Instructions for the task:
Pull every line that holds the word "ファンド" from the entries.

Excerpts from an interface dataset:
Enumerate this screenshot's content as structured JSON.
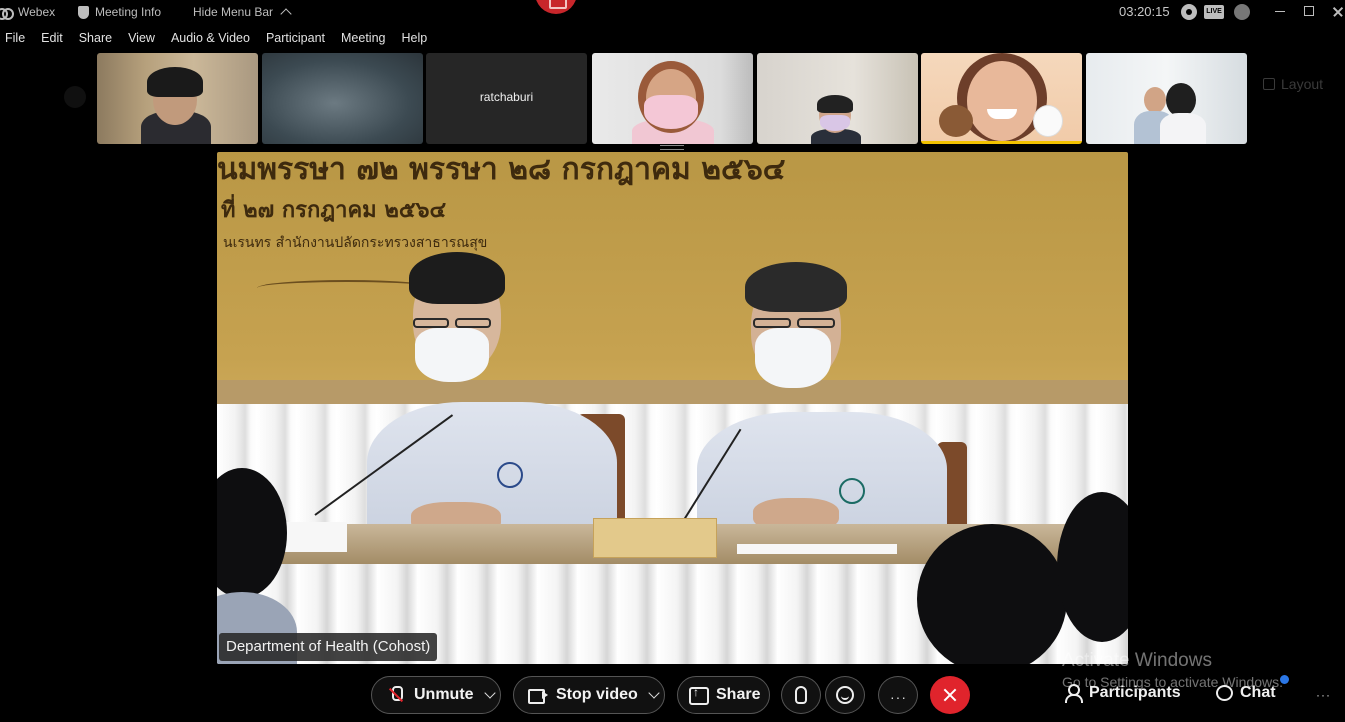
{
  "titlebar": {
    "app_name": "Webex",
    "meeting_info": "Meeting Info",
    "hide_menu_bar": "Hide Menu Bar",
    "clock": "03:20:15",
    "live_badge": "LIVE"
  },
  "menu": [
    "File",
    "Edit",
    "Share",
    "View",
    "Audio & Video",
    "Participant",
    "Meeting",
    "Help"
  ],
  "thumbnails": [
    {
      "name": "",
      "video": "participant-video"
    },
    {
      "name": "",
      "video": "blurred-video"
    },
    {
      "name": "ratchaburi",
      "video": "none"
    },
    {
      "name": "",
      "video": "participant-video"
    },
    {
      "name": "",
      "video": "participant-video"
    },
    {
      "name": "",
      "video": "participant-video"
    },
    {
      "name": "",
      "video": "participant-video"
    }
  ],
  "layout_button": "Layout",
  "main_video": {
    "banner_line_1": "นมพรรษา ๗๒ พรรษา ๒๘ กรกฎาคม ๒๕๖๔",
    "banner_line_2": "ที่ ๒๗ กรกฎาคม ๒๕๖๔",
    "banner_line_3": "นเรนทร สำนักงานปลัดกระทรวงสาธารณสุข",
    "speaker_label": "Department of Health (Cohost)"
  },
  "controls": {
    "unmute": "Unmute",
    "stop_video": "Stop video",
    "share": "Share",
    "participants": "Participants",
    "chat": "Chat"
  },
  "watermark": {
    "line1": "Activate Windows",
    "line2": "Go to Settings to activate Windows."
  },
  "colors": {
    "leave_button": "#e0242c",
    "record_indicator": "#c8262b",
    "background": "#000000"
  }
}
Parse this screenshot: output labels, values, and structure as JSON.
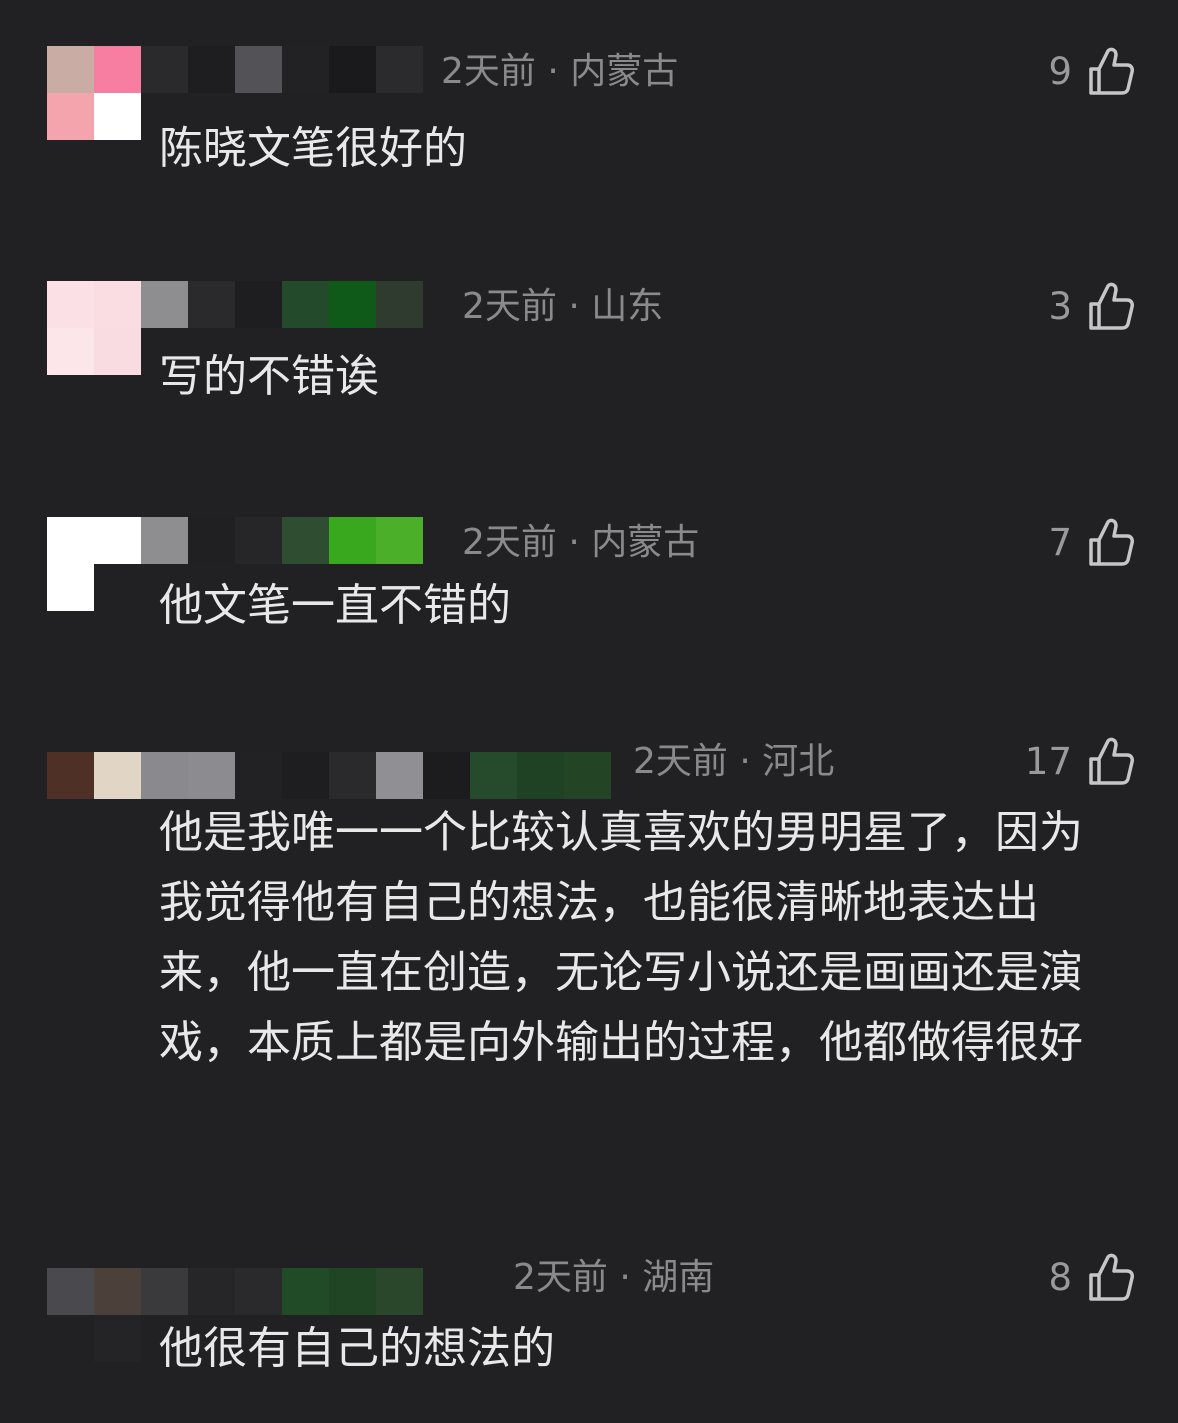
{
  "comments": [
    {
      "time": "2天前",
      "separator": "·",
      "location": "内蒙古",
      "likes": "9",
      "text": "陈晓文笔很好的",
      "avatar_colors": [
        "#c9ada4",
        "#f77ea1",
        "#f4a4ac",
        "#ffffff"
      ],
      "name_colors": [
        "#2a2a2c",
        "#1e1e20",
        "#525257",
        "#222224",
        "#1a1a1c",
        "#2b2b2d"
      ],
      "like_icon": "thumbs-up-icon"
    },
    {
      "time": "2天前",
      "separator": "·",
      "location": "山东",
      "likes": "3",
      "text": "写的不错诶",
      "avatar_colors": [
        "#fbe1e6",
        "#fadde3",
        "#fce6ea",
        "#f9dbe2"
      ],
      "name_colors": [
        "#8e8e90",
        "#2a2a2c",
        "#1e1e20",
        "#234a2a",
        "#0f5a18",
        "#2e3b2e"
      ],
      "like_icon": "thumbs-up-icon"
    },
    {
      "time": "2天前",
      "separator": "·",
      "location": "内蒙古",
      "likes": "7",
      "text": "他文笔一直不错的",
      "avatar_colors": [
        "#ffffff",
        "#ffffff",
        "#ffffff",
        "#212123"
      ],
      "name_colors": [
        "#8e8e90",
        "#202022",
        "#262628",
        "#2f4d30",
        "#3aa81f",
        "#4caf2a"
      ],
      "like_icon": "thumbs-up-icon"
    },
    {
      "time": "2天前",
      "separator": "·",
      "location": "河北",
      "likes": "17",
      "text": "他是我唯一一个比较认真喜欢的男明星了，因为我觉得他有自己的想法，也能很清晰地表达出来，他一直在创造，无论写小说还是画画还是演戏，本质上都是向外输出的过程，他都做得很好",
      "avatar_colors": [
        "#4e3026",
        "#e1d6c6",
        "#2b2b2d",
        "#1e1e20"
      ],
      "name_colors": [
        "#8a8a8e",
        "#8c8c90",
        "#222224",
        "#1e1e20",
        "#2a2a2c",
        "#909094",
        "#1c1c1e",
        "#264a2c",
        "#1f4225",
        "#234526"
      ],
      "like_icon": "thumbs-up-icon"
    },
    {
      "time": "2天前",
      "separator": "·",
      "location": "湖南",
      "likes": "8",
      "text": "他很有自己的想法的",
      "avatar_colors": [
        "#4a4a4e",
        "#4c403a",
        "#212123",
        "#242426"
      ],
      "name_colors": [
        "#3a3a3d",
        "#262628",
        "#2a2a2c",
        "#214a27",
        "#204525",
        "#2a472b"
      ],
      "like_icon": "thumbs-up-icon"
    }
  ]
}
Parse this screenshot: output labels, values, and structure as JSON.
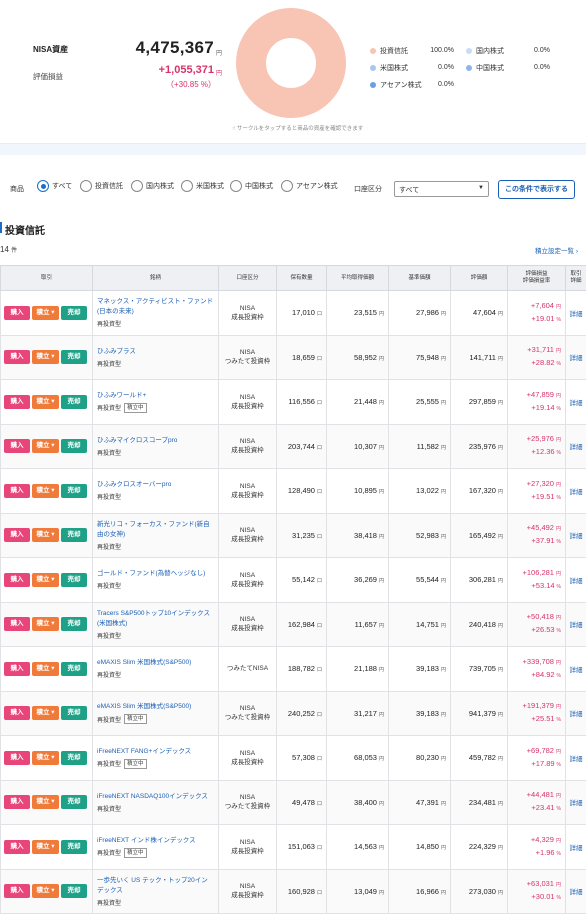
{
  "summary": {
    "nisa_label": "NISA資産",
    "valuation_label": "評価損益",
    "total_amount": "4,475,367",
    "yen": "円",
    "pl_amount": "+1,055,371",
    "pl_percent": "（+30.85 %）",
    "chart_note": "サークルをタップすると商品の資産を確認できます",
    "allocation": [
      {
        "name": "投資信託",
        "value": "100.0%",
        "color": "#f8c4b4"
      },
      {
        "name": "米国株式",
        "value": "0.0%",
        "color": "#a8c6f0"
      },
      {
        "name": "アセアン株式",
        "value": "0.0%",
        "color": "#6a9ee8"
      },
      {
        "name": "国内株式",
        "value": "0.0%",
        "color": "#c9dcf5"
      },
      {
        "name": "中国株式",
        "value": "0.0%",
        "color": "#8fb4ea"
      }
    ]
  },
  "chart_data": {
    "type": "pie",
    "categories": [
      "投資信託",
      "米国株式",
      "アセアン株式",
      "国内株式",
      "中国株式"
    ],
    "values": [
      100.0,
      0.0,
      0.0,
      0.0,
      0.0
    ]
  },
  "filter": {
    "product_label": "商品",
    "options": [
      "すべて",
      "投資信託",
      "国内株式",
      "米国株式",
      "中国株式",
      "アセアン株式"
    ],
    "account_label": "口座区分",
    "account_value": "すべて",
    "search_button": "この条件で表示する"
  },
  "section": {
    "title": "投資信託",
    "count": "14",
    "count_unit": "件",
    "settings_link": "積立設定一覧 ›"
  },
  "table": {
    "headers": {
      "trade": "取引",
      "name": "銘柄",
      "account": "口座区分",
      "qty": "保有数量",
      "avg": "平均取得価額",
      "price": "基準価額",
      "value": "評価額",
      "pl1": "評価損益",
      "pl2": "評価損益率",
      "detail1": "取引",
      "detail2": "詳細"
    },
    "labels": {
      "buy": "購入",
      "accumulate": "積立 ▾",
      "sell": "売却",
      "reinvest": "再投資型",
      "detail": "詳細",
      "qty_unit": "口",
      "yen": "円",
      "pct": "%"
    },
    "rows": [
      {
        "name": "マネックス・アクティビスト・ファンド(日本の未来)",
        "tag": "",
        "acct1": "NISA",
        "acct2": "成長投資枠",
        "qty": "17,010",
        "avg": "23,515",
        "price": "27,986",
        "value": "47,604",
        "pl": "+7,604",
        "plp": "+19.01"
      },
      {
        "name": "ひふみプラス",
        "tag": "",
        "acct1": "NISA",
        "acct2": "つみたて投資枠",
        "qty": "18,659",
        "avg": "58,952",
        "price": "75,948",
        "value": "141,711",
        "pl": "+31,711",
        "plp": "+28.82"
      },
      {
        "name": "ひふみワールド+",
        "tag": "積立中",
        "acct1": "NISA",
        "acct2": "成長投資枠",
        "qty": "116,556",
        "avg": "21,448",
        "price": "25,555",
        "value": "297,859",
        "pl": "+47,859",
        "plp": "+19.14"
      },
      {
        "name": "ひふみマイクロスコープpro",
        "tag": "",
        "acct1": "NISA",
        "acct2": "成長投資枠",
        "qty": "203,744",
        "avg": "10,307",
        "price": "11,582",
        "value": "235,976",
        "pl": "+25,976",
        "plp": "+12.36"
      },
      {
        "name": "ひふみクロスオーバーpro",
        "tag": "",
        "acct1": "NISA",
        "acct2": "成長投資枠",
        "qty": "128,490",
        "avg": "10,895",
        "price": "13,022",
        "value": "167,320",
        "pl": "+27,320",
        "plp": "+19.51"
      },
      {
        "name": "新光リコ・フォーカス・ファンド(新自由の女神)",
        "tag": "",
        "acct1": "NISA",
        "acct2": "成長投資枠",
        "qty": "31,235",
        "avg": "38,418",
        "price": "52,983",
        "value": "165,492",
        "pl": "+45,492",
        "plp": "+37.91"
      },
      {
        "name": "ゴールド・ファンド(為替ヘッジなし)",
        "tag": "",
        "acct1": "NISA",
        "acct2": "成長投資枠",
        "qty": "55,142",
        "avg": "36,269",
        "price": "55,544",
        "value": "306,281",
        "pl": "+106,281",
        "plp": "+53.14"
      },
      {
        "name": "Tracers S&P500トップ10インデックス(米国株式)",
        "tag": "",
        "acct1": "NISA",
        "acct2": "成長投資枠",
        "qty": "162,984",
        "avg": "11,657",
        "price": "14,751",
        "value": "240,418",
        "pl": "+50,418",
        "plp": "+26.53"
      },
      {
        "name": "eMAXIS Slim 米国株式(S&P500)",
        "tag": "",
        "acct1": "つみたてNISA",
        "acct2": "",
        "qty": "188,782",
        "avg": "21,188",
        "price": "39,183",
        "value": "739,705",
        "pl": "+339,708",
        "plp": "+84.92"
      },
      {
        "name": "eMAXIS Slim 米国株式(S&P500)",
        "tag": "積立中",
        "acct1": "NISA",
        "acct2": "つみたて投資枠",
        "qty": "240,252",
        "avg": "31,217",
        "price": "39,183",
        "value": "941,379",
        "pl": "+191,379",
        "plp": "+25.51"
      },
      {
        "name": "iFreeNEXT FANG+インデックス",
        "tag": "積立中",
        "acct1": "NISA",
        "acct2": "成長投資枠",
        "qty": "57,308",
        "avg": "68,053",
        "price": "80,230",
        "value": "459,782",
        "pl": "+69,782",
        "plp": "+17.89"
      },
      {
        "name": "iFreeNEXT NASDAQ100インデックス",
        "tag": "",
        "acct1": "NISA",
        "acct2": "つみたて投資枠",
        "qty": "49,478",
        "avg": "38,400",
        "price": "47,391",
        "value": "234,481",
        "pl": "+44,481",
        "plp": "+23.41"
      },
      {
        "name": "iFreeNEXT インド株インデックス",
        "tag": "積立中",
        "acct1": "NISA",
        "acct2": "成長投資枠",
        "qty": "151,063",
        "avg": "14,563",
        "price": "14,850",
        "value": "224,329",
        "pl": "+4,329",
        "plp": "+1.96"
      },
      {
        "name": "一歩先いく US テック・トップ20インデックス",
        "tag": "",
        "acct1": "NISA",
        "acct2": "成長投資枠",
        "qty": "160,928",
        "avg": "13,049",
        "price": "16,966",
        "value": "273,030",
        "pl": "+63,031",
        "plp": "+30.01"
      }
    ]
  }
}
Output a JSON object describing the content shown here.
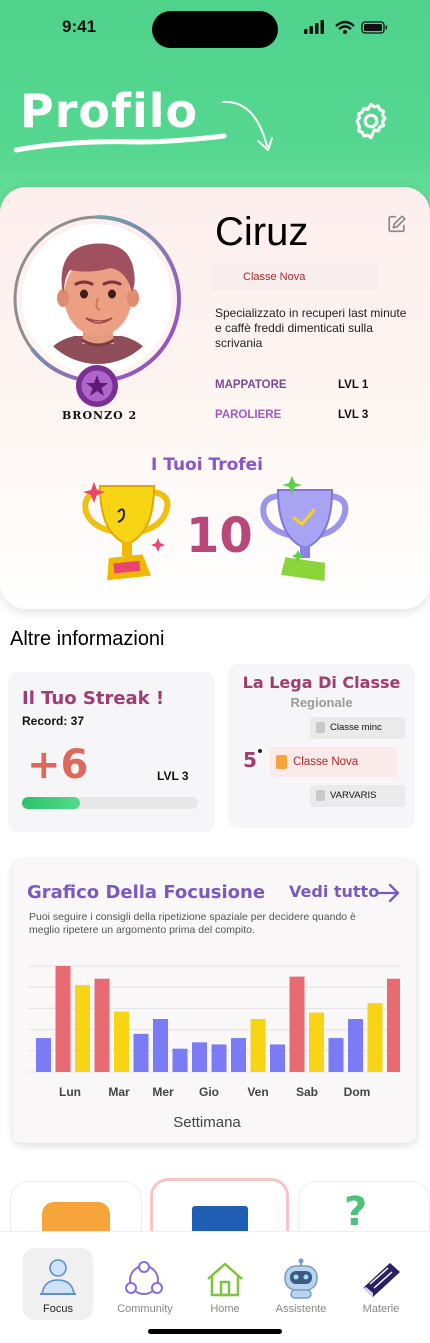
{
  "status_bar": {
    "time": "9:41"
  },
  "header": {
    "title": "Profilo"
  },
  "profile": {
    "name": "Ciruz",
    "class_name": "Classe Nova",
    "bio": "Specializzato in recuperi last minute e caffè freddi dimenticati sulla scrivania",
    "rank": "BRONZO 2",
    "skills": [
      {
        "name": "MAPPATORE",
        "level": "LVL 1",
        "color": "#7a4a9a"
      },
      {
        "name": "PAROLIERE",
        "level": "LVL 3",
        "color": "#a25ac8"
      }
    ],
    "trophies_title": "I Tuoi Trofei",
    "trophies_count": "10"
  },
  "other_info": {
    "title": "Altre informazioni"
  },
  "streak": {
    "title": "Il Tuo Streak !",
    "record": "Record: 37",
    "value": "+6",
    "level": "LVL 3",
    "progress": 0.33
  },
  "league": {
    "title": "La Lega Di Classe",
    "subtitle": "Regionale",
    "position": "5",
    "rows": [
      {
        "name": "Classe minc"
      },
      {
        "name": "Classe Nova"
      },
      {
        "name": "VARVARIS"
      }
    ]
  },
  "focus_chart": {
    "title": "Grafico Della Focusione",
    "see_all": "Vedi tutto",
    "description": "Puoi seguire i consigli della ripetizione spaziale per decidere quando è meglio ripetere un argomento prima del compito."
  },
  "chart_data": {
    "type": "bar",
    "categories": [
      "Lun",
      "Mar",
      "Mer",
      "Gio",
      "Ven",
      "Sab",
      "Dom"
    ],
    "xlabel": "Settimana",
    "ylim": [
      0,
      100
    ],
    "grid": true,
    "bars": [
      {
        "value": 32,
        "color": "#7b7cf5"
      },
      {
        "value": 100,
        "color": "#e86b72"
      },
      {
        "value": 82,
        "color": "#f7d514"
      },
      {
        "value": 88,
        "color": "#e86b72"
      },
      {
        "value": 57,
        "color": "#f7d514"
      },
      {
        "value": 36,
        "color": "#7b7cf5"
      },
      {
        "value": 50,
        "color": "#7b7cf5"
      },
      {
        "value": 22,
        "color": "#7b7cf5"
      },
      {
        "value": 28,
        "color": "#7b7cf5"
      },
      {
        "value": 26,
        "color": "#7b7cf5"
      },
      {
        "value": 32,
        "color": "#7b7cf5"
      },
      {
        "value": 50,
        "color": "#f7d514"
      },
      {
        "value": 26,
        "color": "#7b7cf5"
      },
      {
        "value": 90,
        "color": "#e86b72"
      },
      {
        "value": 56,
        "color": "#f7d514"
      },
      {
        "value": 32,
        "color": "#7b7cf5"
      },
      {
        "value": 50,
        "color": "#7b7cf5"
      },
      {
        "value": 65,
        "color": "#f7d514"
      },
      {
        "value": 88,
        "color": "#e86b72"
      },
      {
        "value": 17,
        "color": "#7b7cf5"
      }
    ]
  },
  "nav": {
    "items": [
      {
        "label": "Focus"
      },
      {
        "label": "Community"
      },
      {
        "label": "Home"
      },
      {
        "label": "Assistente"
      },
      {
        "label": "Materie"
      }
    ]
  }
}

Result below:
        "name": "マネックス・アクティビスト・ファンド(日本の未来)",
        "name": "新光リコ・フォーカス・ファンド(新自由の女神)",
        "name": "ゴールド・ファンド(為替ヘッジなし)",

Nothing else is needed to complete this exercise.